The European Union is in great need of investments and trade from the East, and if the community hinders them, its global economic weight will lessen, the minister of foreign affairs and trade said in Brussels on Friday. The ministry cited Péter Szijjártó telling a press conference after the EU Indo-Pacific Ministerial Forum that in recent years, the centre of gravity in the global economy had shifted from West to East. Whereas in the past, some 70-80% of global investment was financed from Western capital and the remaining 20-30% from Eastern capital, this proportion has since turned around, he said.
Eastern and Western companies depend on each other more than ever before. “Some view this as a negative development, but I think it is good and positive,” he added. “It is very important that in this new era, Europe should find the right responses because if bad responses are given to this new reality, they will cause much more severe problems in terms of the economy,” he said.

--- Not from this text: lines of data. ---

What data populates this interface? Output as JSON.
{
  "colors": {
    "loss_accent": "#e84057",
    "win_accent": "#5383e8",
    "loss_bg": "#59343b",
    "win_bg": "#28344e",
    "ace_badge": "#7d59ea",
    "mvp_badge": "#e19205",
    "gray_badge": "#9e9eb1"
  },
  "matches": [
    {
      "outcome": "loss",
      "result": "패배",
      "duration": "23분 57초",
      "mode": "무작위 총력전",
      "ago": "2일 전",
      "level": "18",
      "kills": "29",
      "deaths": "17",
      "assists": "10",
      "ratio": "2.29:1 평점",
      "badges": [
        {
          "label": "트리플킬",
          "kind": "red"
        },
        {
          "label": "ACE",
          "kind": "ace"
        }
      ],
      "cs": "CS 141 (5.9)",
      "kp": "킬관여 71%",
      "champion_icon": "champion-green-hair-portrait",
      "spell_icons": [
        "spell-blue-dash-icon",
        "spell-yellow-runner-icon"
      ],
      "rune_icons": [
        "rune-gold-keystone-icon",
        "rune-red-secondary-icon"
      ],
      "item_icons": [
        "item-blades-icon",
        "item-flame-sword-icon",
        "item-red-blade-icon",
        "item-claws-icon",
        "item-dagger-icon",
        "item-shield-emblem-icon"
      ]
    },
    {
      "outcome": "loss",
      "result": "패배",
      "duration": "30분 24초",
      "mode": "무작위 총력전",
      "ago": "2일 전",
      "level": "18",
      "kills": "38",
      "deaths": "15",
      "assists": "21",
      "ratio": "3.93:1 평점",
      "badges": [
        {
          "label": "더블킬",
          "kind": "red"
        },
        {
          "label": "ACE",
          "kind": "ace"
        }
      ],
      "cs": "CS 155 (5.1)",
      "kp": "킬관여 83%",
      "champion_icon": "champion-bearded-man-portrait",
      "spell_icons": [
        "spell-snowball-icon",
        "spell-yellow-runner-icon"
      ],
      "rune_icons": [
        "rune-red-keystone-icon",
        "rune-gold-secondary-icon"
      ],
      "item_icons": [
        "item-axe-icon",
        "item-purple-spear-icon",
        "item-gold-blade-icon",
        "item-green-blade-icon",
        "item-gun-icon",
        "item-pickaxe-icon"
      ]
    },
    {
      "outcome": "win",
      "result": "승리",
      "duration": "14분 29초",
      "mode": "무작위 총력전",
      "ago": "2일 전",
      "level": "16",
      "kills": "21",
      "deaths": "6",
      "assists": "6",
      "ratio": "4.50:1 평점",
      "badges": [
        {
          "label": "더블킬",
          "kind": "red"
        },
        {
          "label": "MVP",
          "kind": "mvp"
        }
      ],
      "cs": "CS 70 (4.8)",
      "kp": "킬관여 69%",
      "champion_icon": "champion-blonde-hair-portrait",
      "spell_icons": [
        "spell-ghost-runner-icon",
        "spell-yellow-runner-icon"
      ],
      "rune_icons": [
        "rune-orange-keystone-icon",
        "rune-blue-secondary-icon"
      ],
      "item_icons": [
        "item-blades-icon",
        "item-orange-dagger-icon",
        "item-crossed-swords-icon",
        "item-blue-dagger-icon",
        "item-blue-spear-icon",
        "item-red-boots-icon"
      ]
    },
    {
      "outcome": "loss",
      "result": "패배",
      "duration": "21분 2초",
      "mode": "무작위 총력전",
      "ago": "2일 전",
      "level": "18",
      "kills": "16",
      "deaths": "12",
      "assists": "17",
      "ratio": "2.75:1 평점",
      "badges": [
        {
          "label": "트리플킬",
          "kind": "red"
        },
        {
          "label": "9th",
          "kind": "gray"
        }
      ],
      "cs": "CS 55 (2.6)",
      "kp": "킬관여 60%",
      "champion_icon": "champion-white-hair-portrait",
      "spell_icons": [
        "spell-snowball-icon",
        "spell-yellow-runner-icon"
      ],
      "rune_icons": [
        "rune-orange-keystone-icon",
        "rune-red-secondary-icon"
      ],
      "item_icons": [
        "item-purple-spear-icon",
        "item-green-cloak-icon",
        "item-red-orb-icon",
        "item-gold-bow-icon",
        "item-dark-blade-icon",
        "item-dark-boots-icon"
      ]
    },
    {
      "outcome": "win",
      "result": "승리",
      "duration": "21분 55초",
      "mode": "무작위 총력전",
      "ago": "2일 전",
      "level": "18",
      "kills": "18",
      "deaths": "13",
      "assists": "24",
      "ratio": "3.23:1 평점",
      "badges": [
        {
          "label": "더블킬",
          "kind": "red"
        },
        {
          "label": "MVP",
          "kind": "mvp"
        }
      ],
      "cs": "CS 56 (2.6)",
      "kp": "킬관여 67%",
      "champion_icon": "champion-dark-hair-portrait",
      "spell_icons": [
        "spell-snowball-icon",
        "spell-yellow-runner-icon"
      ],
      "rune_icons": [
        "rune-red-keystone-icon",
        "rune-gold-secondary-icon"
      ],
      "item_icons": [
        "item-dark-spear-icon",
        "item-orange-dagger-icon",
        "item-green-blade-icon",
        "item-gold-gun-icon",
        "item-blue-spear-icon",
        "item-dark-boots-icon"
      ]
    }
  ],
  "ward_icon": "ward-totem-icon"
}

He said Europe needed investments and trade from the East, especially considering the fact that the electronic transition in the car industry, a crucially important sector of the economy, would be impossible without Asian suppliers. “If Europe barricades itself from Eastern investment and puts up barriers to trade with the East, then the European Union will further lose its economic significance,” he said, adding that China had already overtaken the EU in terms of GDP. He confirmed that the Hungarian government would make further steps during Hungary’s upcoming EU presidency towards connectivity, and plans to speed up free trade talks with southeast Asian states including Malaysia, Indonesia, Thailand and the Philippines.
“While we in Europe were tied up in our problems and outdated, ideologically forced disputes, one of the world’s largest free trade regions has been set up in South-East Asia,” he said.
Countries of the Regional Comprehensive Economic Partnership (RCEP) provide 29% of global GDP, and “it is therefore in the European Union’s interest to develop the closest possible cooperation with this free trade region”, he said. The minister said that if the EU wanted to sign free trade agreements “with the intent of political and ideological lecturing”, then partners would obviously not enter the agreement.
He praised the success of Hungary’s policy of opening to the East. Had the government yielded to “pressure and attempts to discourage us”, Hungary would have lost out on some great opportunities, considering that the largest investments in the past ten years arrived from China and South Korea, he added.
Trade between Hungary and South-East Asian countries increased by 75% in the past ten years, and investments from the region helped the Hungarian economy’s shift to a higher gear and guarantee the maintenance of its growth path. “Hungary is living proof that East-West cooperation indeed has great advantages,” he added.